Epic Vs. Google and Apple

In August, Epic Games updated its Android software to allow gamers to pay Epic directly for in-app purchases of digital products such as colorful costumes, which avoided Google Play’s and Apple Store’s billing and hence their 30 percent cut.

Google responded by removing Fortnite from the Play Store while Apple also did the same. Epic Games sued both Apple and Google and are engaged in an ongoing legal battle.

Dissatisfied Developers

App developers have expressed dissatisfaction at Google and Apple’s demand for a 30 percent cut, claiming it is an inflated digital tax that impacts their ability to compete. But since almost all of the world’s smartphones are controlled by the two firms, many developers complain that they have no choice but to stick to their policies and pay commissions.

A group of app developers said last week that they had founded the non-profit App Fairness Coalition to advocate for app store reforms and “protect the app economy.” The initial 13 members include Spotify, Basecamp, Epic and Match Group, which has apps such as Tinder and Hinge.

But it is noteworthy that Google has received slightly less backlash than Apple for the 30% cut policy, even though they are similar to that of the iPhone makers.

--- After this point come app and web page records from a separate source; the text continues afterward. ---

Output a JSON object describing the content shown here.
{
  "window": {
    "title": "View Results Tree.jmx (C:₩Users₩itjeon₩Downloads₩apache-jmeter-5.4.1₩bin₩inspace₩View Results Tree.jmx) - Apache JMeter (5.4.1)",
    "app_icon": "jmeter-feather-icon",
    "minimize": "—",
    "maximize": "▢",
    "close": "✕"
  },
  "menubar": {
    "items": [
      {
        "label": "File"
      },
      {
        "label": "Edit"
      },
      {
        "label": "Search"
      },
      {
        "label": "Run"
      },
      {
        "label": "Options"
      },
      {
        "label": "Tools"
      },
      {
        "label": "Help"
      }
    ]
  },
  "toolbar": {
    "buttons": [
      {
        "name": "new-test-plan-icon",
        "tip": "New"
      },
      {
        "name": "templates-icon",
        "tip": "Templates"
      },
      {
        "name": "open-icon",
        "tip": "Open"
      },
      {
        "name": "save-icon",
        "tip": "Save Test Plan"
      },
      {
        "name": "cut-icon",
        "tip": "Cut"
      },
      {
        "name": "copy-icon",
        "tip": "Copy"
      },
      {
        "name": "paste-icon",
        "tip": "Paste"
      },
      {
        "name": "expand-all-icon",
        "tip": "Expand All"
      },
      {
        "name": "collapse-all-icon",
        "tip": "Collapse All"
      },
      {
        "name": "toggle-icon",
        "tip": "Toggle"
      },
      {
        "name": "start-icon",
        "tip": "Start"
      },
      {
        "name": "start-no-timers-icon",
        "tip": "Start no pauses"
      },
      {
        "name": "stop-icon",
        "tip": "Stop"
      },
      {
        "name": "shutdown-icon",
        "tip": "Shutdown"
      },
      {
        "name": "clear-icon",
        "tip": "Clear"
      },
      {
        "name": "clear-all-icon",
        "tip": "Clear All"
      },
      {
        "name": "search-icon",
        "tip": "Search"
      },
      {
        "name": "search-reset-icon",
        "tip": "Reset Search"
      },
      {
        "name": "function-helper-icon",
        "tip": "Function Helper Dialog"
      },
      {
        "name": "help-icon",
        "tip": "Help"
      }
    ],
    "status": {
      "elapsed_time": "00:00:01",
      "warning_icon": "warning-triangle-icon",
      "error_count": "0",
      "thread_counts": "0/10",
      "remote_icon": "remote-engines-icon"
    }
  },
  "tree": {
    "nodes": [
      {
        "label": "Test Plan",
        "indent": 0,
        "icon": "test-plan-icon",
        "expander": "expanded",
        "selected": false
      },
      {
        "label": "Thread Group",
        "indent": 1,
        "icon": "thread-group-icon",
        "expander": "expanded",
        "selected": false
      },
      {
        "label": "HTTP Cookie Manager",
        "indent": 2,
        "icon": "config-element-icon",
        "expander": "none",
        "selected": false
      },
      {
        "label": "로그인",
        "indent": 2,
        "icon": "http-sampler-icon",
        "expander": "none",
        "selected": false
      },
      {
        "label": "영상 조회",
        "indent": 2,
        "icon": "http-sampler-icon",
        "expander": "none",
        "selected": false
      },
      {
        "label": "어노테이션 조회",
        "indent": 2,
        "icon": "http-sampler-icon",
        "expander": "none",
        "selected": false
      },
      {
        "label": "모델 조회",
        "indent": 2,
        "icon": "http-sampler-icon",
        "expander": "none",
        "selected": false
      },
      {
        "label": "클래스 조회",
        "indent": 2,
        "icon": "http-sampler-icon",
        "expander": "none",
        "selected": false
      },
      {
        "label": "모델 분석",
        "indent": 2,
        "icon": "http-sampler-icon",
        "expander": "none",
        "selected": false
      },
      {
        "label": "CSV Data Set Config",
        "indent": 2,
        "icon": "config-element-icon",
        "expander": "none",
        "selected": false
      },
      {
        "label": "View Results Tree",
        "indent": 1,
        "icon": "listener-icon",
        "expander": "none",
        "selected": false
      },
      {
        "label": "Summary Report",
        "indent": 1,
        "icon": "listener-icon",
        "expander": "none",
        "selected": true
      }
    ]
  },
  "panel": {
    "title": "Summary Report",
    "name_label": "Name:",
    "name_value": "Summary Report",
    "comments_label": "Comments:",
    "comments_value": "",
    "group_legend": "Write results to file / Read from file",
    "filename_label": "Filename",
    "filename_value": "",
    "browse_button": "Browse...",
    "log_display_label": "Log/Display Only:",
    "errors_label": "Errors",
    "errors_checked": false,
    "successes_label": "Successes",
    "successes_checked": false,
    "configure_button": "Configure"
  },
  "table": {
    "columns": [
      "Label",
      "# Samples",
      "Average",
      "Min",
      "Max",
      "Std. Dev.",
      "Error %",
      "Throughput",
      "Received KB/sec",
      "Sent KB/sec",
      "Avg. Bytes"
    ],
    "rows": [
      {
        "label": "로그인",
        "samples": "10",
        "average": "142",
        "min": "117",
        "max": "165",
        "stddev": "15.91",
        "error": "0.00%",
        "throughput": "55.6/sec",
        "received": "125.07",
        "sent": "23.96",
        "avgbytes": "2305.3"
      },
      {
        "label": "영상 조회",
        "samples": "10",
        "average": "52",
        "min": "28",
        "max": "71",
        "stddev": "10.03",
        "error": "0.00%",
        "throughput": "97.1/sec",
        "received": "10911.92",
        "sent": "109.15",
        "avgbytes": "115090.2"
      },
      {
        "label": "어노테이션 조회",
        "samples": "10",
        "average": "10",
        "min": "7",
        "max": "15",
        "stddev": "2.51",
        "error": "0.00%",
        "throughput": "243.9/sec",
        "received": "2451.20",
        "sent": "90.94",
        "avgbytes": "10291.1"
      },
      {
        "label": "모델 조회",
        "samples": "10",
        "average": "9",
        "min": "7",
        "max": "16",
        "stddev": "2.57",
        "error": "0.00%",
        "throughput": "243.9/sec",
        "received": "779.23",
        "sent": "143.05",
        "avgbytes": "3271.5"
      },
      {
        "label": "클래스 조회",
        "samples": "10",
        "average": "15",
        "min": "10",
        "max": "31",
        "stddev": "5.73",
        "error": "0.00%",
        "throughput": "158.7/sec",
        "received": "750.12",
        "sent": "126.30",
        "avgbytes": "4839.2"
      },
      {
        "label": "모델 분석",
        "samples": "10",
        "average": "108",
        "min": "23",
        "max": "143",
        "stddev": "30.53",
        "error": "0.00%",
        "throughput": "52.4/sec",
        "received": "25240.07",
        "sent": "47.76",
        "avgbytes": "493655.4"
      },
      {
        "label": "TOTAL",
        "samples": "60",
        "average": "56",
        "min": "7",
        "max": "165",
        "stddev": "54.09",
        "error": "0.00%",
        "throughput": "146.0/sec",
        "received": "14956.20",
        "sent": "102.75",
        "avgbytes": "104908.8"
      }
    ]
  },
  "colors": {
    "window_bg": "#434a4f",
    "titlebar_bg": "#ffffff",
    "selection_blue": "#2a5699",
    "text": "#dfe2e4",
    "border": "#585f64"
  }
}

Google pointed out in its blog post that Google Play Store is not the only way that Android allows users to install apps, there are other options such as Samsung’s Galaxy App Store. But its true that most people use Google Play Store to download apps on android phones.